  • A transparent, secure and anonymous process for submitting resident reviews and complaints

All forms of long-term care in Texas require the residents to retain the fullest autonomy over their financial and social affairs and medical decisions of which they're capable, and for communities to be transparent and honest with them in these dealings without fail.

A complete directory of the services and regulations provided by Texas' Department of Health and Human Services can be found here. A comprehensive directory of assisted living communities in the state can be found here.

The state supports an ombudsman program for residents' rights for those in assisted living and other kinds of communities. A copy of the Bill of Rights for assisted living community residents can be found here.

How is Assisted Living in Texas Affected by Laws and Taxes?

Texas is a tax-friendly state for retirees. Social Security income, pension income and withdrawals from retirement accounts are not taxed, and there is no state income tax. A handy tax calculator can be accessed here, and a guide to the impact of recent tax legislation can be found here.

In addition, there are a number of different supports provided to help aging citizens deal with taxes and access the benefits, exemptions and deferments for which they may be eligible. In particular:

The Internal Revenue Service provides Tax Counseling for the Edlerly (TCE), as well as free tax return preparation for those with disabilities or other qualifying preconditions.

The Texas Comptroller of Public Accounts office provides property tax deferments and exemptions for people aged 65 and older.

You and your loved ones can consult this page for rates and ratings of assisted living communities in Texas. The state has many senior move managers who can help make the transition to an assisted living community painless.

When you work with our Seniorly Guides to find a home to love, this is always a free service for families. The Seniorly Guide is compensated directly from the community you eventually select in Texas.

Politics in Texas

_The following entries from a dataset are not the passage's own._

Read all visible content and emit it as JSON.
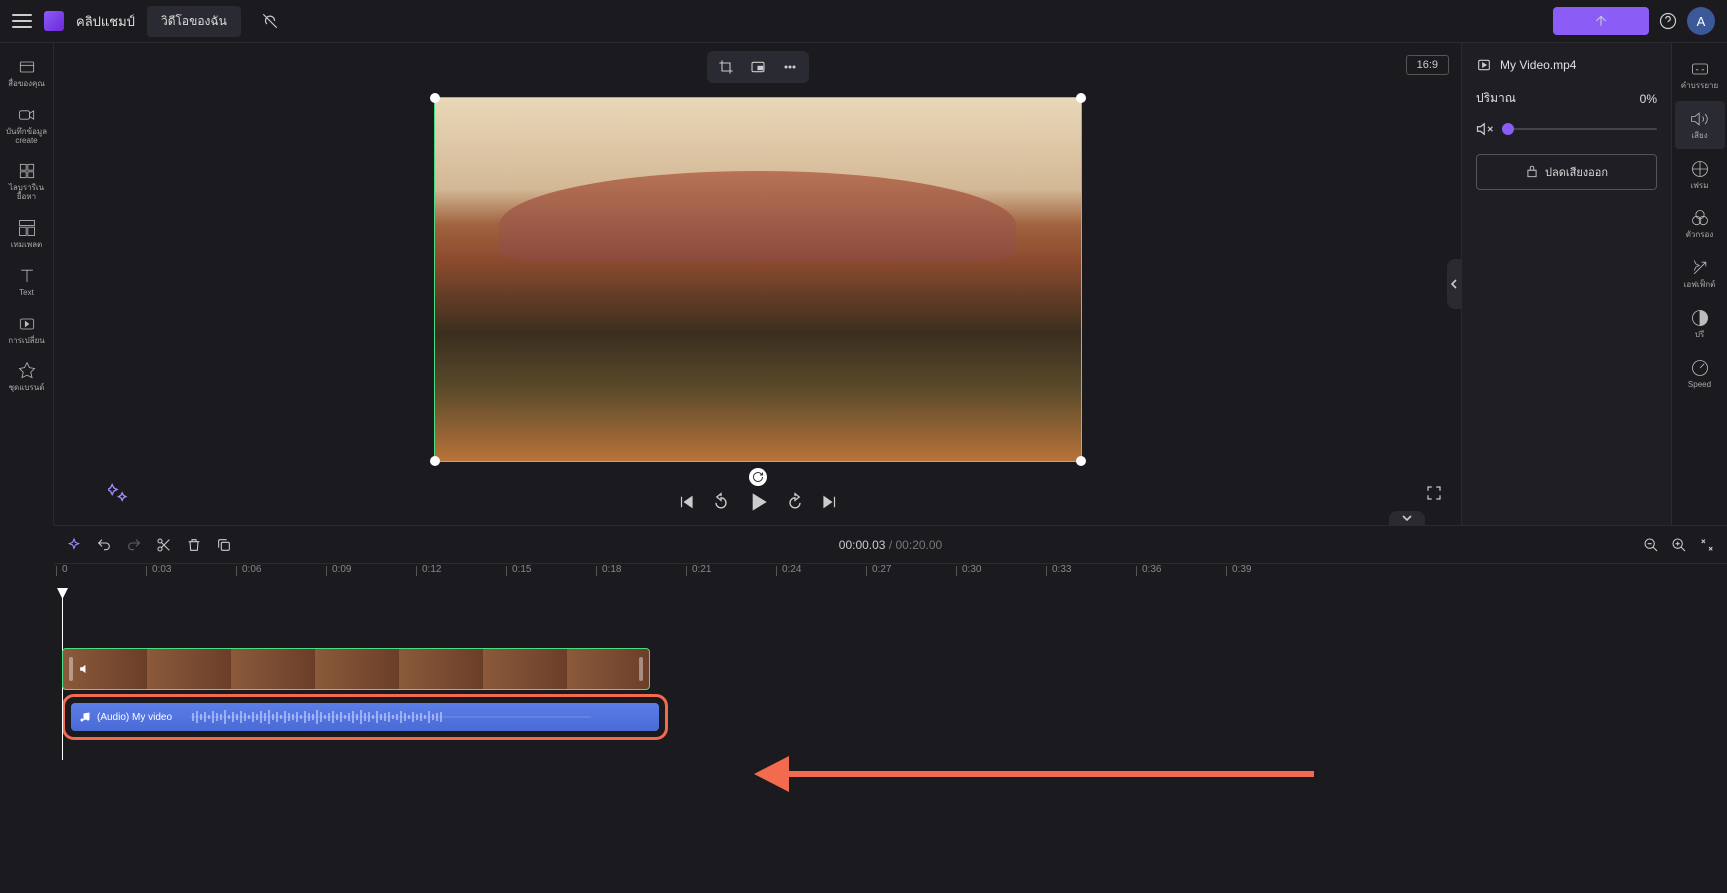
{
  "app": {
    "name": "คลิปแชมป์",
    "tab": "วิดีโอของฉัน"
  },
  "avatar": {
    "initial": "A"
  },
  "left_sidebar": {
    "items": [
      {
        "label": "สื่อของคุณ"
      },
      {
        "label": "บันทึกข้อมูล create"
      },
      {
        "label": "ไลบรารีเน ยื้อหา"
      },
      {
        "label": "เทมเพลต"
      },
      {
        "label": "Text"
      },
      {
        "label": "การเปลี่ยน"
      },
      {
        "label": "ชุดแบรนด์"
      }
    ]
  },
  "right_sidebar": {
    "items": [
      {
        "label": "คำบรรยาย"
      },
      {
        "label": "เสียง"
      },
      {
        "label": "เฟรม"
      },
      {
        "label": "ตัวกรอง"
      },
      {
        "label": "เอฟเฟ็กต์"
      },
      {
        "label": "ปรี"
      },
      {
        "label": "Speed"
      }
    ]
  },
  "preview": {
    "aspect": "16:9"
  },
  "properties": {
    "filename": "My Video.mp4",
    "volume_label": "ปริมาณ",
    "volume_value": "0%",
    "detach_audio": "ปลดเสียงออก"
  },
  "timeline": {
    "current_time": "00:00.03",
    "total_time": "00:20.00",
    "ruler": [
      "0",
      "0:03",
      "0:06",
      "0:09",
      "0:12",
      "0:15",
      "0:18",
      "0:21",
      "0:24",
      "0:27",
      "0:30",
      "0:33",
      "0:36",
      "0:39"
    ],
    "audio_clip_label": "(Audio) My video"
  }
}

Texas was an independent republic between 1836 and 1845, and it was the only state in the Union to join by treaty instead of annexation. Traces of that independence can still be seen in the way the state operates today. For example, public land in Texas is owned by the state rather than the federal government, and any modifications requested from Washington can only proceed with state permission.

The Lone Star State is undergoing major changes as a result of migration. Like the rest of America, it is growing more ethnically diverse than ever before, and a trend toward bigger population and more diversity is projected to continue over the next 30 years. It should transform the political landscape from being a solid Republican Party state to one of bipartisan environment.

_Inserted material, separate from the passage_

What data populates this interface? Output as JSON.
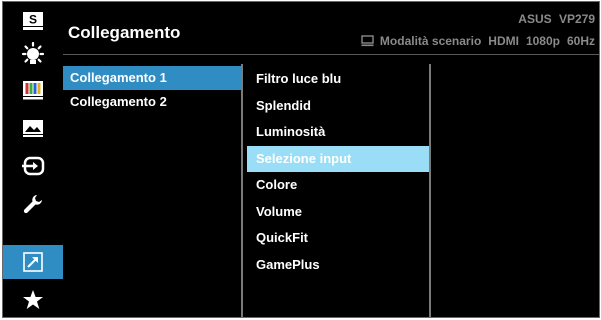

Fun Facts About Texas

  • Texas is known for warm weather, Southern hospitality, bustling cities and a laissez-faire attitude toward the law and the economy. The state's affordability, favorable environment for jobs and a light state tax burden has made it a popular destination for interstate migration: It added the most new residents of any state in 2017.
  • If Texas was a country of its own, it would be a world resource superpower. It would rank as the fifth-largest petroleum-producing nation, and a rising renewable energy producer that derives almost a fifth of its power from wind and solar energy. Ninety percent of the world's recoverable helium can be found under Amarillo. The state runs three of its own power grids, and remains a surprisingly large producer of lumber, as well.
  • Texas' colorful history has seen more national flags fly over the state than any other. There were periods of Spanish, French, Mexican, independence and Confederate rule before the state finally joined the Union. The last battle of the Civil War — the Battle of Palmito Ranch — was fought in Texas and was a Confederate victory, though the larger Confederate cause was already lost. As a quirk of the vast state's complicated history, Texas has the legal right to subdivide into five smaller states if it chose to exercise it.